As they reach the end of the smugglers pass and the entrance to the caves is revealed, Maarku’s keen sense of smell picks up the scent of tobacco in the air. Williams sneaks to the mouth of the pass and peers out, a guard wearing mustard and black colour clothes in the Royalist style is sat on a broken crate, smoking a pipe and occasionally shouting to companions of his that remain out of sight further in the caves. Unfortunately William dislodges some stone made loose by the sea air and it crashes down, alerting the guard who begins advancing on their position with a pistol drawn.

Edwin initially tries to speak to the Royalist, soldier-to-soldier but–when it becomes clear that he isn’t getting anywhere–he draws his arquebus and fires. Unfortunately the dampness has seeped into his powder and there is just a short puff of smoke. Whilst the guard is shouting to raise the alarm, the four are able to finish him off, William–seemingly lost to a strange bloodlust–continues to stab the guard long after the Royalist has breathed his last.

During the confusion Maarku has snuck further into the cave system, wading through the waist deep water and sees two Royalists attempting to dislodge a large, coffin-shaped box wrapped in chains from where it has become wedged between two rocky outcroppings, they are arguing with each other and mention the name Lord Rothschild. One of them leaves to find out what has happened to their lookout and is set upon by Maarku’s three companions, whilst the other spots the elf and moves to engage him. He is accompanied by his Captain who had been lurking–previously unseen–behind a rocky protruberance. Maarku attempts to fend them both off but is severely injured. It looks for a moment as though he is going to fall when Edwin–having helped finish off the guard nearest to him–grabs one of the Royalist’s pistols and neatly blows a hole in the Captain’s head.

Moving to investigate the coffin-shaped box, Maarku realises something inside is attempted to get out and he notes–with mounting concern–a number of holy symbols fastened to the box. Before he can fully warn his companions the box bursts open and a shambling corpses wearing the tatters of a monks robe climbs out, swinging it’s bony claws at the elf. Recovering from his bloodlust, William hurls a pot of lantern oil at the advancing corpse, which is ignited by a pistol shot from Edwin, causing the flailing creature to burst into flames. Seemingly unconcerned by the burning of its flesh, the creature cuts Maarku down and turns to advance on the others, hurling itself at Edwin, luckily he is able to fend it off for long enough that the fire finishes it off. Edwin drags Maarkus unconscious body out of the water to prevent him from drowning.

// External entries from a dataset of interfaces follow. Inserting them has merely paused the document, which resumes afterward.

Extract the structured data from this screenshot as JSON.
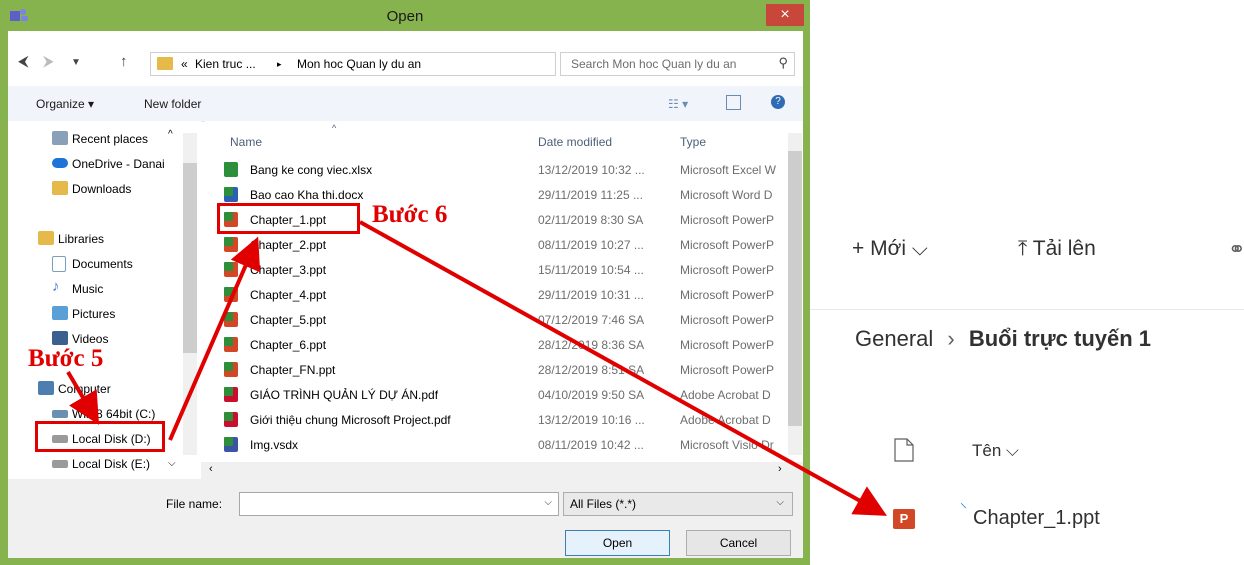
{
  "dialog": {
    "title": "Open",
    "close": "×",
    "address": {
      "crumbs": [
        "«",
        "Kien truc ...",
        "▸",
        "Mon hoc Quan ly du an"
      ],
      "search_placeholder": "Search Mon hoc Quan ly du an"
    },
    "toolbar": {
      "organize": "Organize ▾",
      "new_folder": "New folder"
    },
    "nav_items": [
      {
        "label": "Recent places",
        "color": "#8a9fb8"
      },
      {
        "label": "OneDrive - Danai",
        "color": "#1e73d8"
      },
      {
        "label": "Downloads",
        "color": "#e5b94a"
      },
      {
        "label": "Libraries",
        "color": "#e5b94a"
      },
      {
        "label": "Documents",
        "color": "#7d9ebf"
      },
      {
        "label": "Music",
        "color": "#3a7fd5"
      },
      {
        "label": "Pictures",
        "color": "#5a9fd5"
      },
      {
        "label": "Videos",
        "color": "#3b5f8f"
      },
      {
        "label": "Computer",
        "color": "#4e7db0"
      },
      {
        "label": "Win 8 64bit (C:)",
        "color": "#6b8fb0"
      },
      {
        "label": "Local Disk (D:)",
        "color": "#9a9a9a"
      },
      {
        "label": "Local Disk (E:)",
        "color": "#9a9a9a"
      }
    ],
    "columns": {
      "name": "Name",
      "date": "Date modified",
      "type": "Type"
    },
    "files": [
      {
        "name": "Bang ke cong viec.xlsx",
        "date": "13/12/2019 10:32 ...",
        "type": "Microsoft Excel W",
        "color": "#2d8f3a"
      },
      {
        "name": "Bao cao Kha thi.docx",
        "date": "29/11/2019 11:25 ...",
        "type": "Microsoft Word D",
        "color": "#2b5fb4"
      },
      {
        "name": "Chapter_1.ppt",
        "date": "02/11/2019 8:30 SA",
        "type": "Microsoft PowerP",
        "color": "#d24726"
      },
      {
        "name": "Chapter_2.ppt",
        "date": "08/11/2019 10:27 ...",
        "type": "Microsoft PowerP",
        "color": "#d24726"
      },
      {
        "name": "Chapter_3.ppt",
        "date": "15/11/2019 10:54 ...",
        "type": "Microsoft PowerP",
        "color": "#d24726"
      },
      {
        "name": "Chapter_4.ppt",
        "date": "29/11/2019 10:31 ...",
        "type": "Microsoft PowerP",
        "color": "#d24726"
      },
      {
        "name": "Chapter_5.ppt",
        "date": "07/12/2019 7:46 SA",
        "type": "Microsoft PowerP",
        "color": "#d24726"
      },
      {
        "name": "Chapter_6.ppt",
        "date": "28/12/2019 8:36 SA",
        "type": "Microsoft PowerP",
        "color": "#d24726"
      },
      {
        "name": "Chapter_FN.ppt",
        "date": "28/12/2019 8:51 SA",
        "type": "Microsoft PowerP",
        "color": "#d24726"
      },
      {
        "name": "GIÁO TRÌNH QUẢN LÝ DỰ ÁN.pdf",
        "date": "04/10/2019 9:50 SA",
        "type": "Adobe Acrobat D",
        "color": "#c8102e"
      },
      {
        "name": "Giới thiệu chung Microsoft Project.pdf",
        "date": "13/12/2019 10:16 ...",
        "type": "Adobe Acrobat D",
        "color": "#c8102e"
      },
      {
        "name": "Img.vsdx",
        "date": "08/11/2019 10:42 ...",
        "type": "Microsoft Visio Dr",
        "color": "#3955a3"
      }
    ],
    "bottom": {
      "file_name_label": "File name:",
      "file_name_value": "",
      "filter": "All Files (*.*)",
      "open": "Open",
      "cancel": "Cancel"
    }
  },
  "annotations": {
    "step5": "Bước 5",
    "step6": "Bước 6"
  },
  "sharepoint": {
    "new": "+ Mới ⌵",
    "upload": "⤒ Tải lên",
    "breadcrumb_root": "General",
    "breadcrumb_sep": "›",
    "breadcrumb_current": "Buổi trực tuyến 1",
    "name_header": "Tên ⌵",
    "file_name": "Chapter_1.ppt",
    "file_icon_letter": "P"
  },
  "colors": {
    "accent_green": "#86b34d",
    "annotation_red": "#e00000",
    "ppt_red": "#d24726"
  }
}
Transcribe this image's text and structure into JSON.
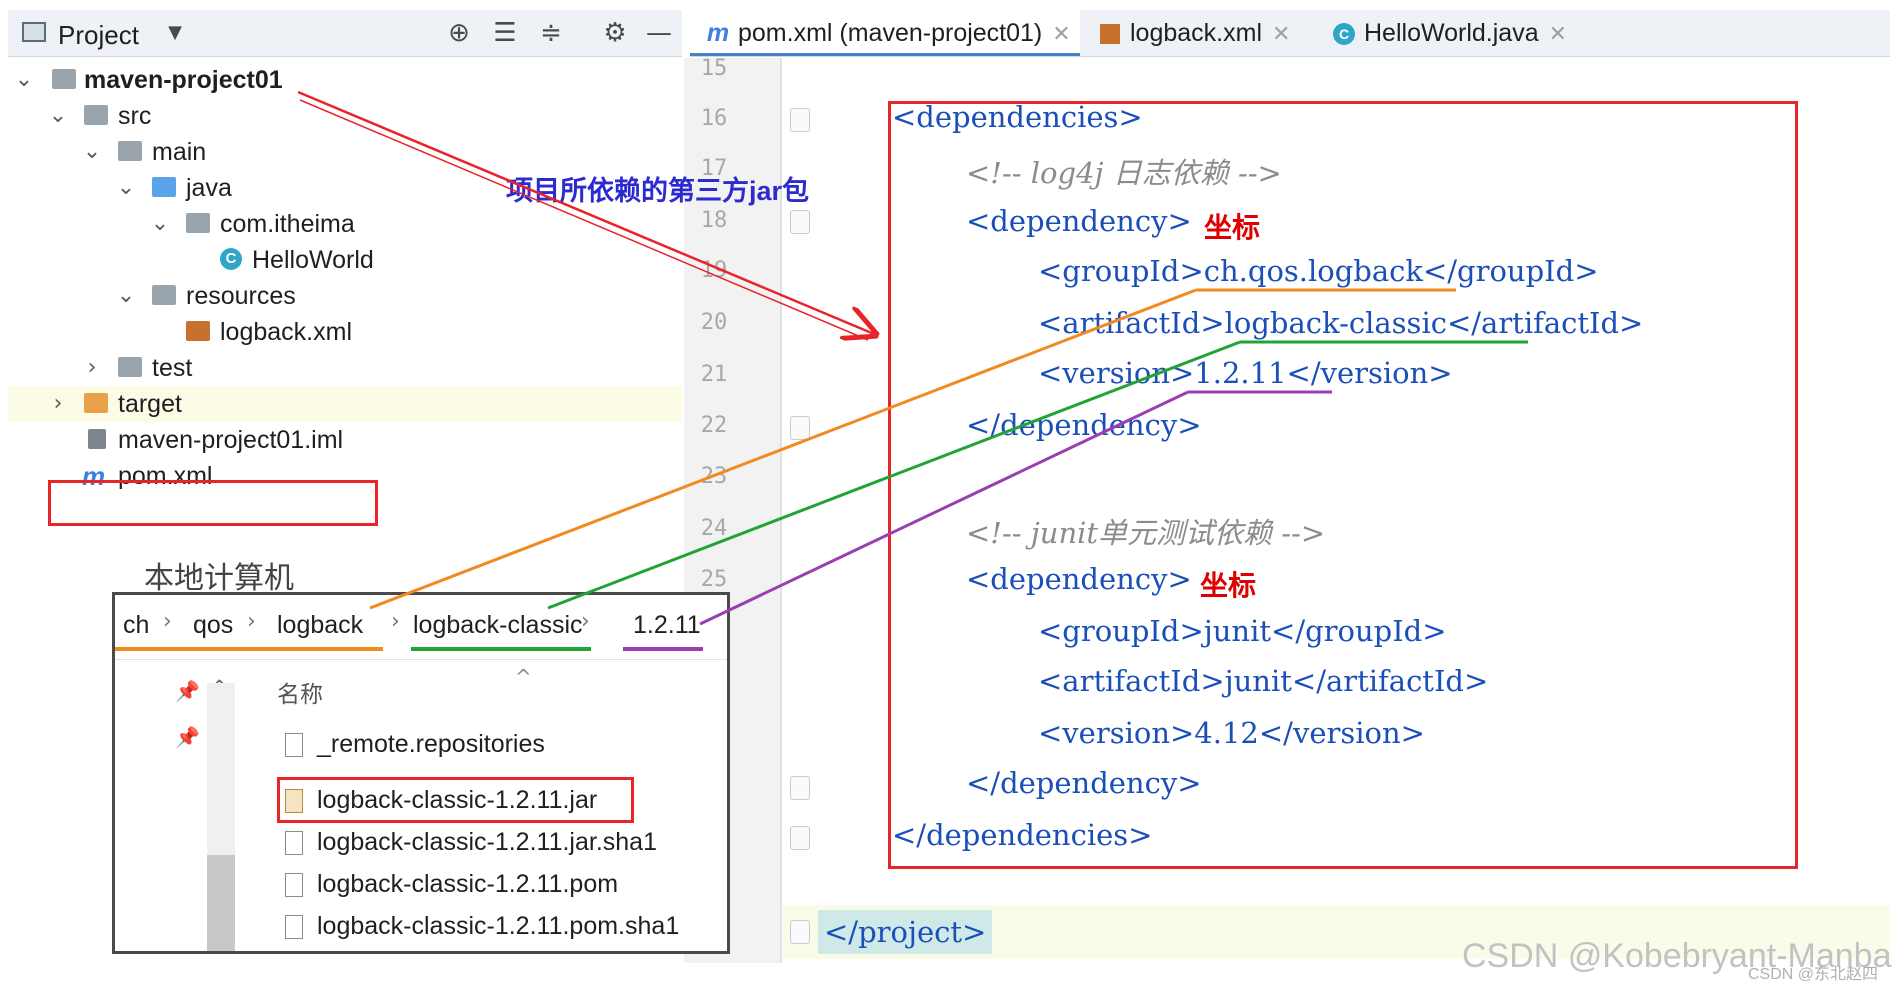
{
  "project_panel": {
    "title": "Project",
    "tree": [
      {
        "label": "maven-project01",
        "icon": "module-folder-icon",
        "bold": true
      },
      {
        "label": "src",
        "icon": "folder-icon"
      },
      {
        "label": "main",
        "icon": "folder-icon"
      },
      {
        "label": "java",
        "icon": "source-folder-icon"
      },
      {
        "label": "com.itheima",
        "icon": "package-icon"
      },
      {
        "label": "HelloWorld",
        "icon": "java-class-icon"
      },
      {
        "label": "resources",
        "icon": "resources-folder-icon"
      },
      {
        "label": "logback.xml",
        "icon": "xml-file-icon"
      },
      {
        "label": "test",
        "icon": "folder-icon"
      },
      {
        "label": "target",
        "icon": "excluded-folder-icon"
      },
      {
        "label": "maven-project01.iml",
        "icon": "iml-file-icon"
      },
      {
        "label": "pom.xml",
        "icon": "maven-icon"
      }
    ]
  },
  "tabs": [
    {
      "label": "pom.xml (maven-project01)",
      "icon": "maven-icon",
      "active": true
    },
    {
      "label": "logback.xml",
      "icon": "xml-file-icon",
      "active": false
    },
    {
      "label": "HelloWorld.java",
      "icon": "java-class-icon",
      "active": false
    }
  ],
  "editor": {
    "line_numbers": [
      "15",
      "16",
      "17",
      "18",
      "19",
      "20",
      "21",
      "22",
      "23",
      "24",
      "25"
    ],
    "lines": {
      "deps_open": "<dependencies>",
      "comment1": "<!-- log4j 日志依赖 -->",
      "dep1_open": "<dependency>",
      "dep1_group": "<groupId>ch.qos.logback</groupId>",
      "dep1_artifact": "<artifactId>logback-classic</artifactId>",
      "dep1_version": "<version>1.2.11</version>",
      "dep1_close": "</dependency>",
      "comment2": "<!-- junit单元测试依赖 -->",
      "dep2_open": "<dependency>",
      "dep2_group": "<groupId>junit</groupId>",
      "dep2_artifact": "<artifactId>junit</artifactId>",
      "dep2_version": "<version>4.12</version>",
      "dep2_close": "</dependency>",
      "deps_close": "</dependencies>",
      "project_close": "</project>"
    },
    "note_coord": "坐标"
  },
  "annotations": {
    "deps_label": "项目所依赖的第三方jar包",
    "local_computer": "本地计算机"
  },
  "explorer": {
    "breadcrumb": [
      "ch",
      "qos",
      "logback",
      "logback-classic",
      "1.2.11"
    ],
    "column_header": "名称",
    "files": [
      "_remote.repositories",
      "logback-classic-1.2.11.jar",
      "logback-classic-1.2.11.jar.sha1",
      "logback-classic-1.2.11.pom",
      "logback-classic-1.2.11.pom.sha1"
    ]
  },
  "watermark": {
    "text": "CSDN @Kobebryant-Manba",
    "sub": "CSDN @东北赵四"
  },
  "colors": {
    "highlight_red": "#e8232a",
    "orange": "#f28a1e",
    "green": "#21a336",
    "purple": "#9a3fb0",
    "tag_blue": "#1a4fb8",
    "annotation_blue": "#2b2bd0"
  }
}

Exploring further they discover a great mess of debris and salvage from the wrecked vessel at the far end of the cave, William also finds a thin crack that appears to lead out of the cave and plunge further down into the depths but elects not to explore it at this time. Amongst the other salvage, they find a small wooden box with brass fixtures, when opened, it contains the partially ruined remnants of the a ships log, it talks about a weapon taken in far Kalam on the orders of Duke Rothschild that they hope to use against the Parliamentarians. The log refers to the weapon as an abomination and speaks of meeting people near Porthcrawl so that it can be offloaded and taken to the Sage Salazar.

They also find:

  • 50 silver pieces
  • 3 barrels of wine
  • a silver mirror
  • 5 pouches of tobacco
  • a spyglass

Gathering up all their new found wealth they return to the Beacon–carrying the injured and unconscious Maarku–where they give Thackeray a share of the silver, a barrel of wine and one of the pouches of tobacco.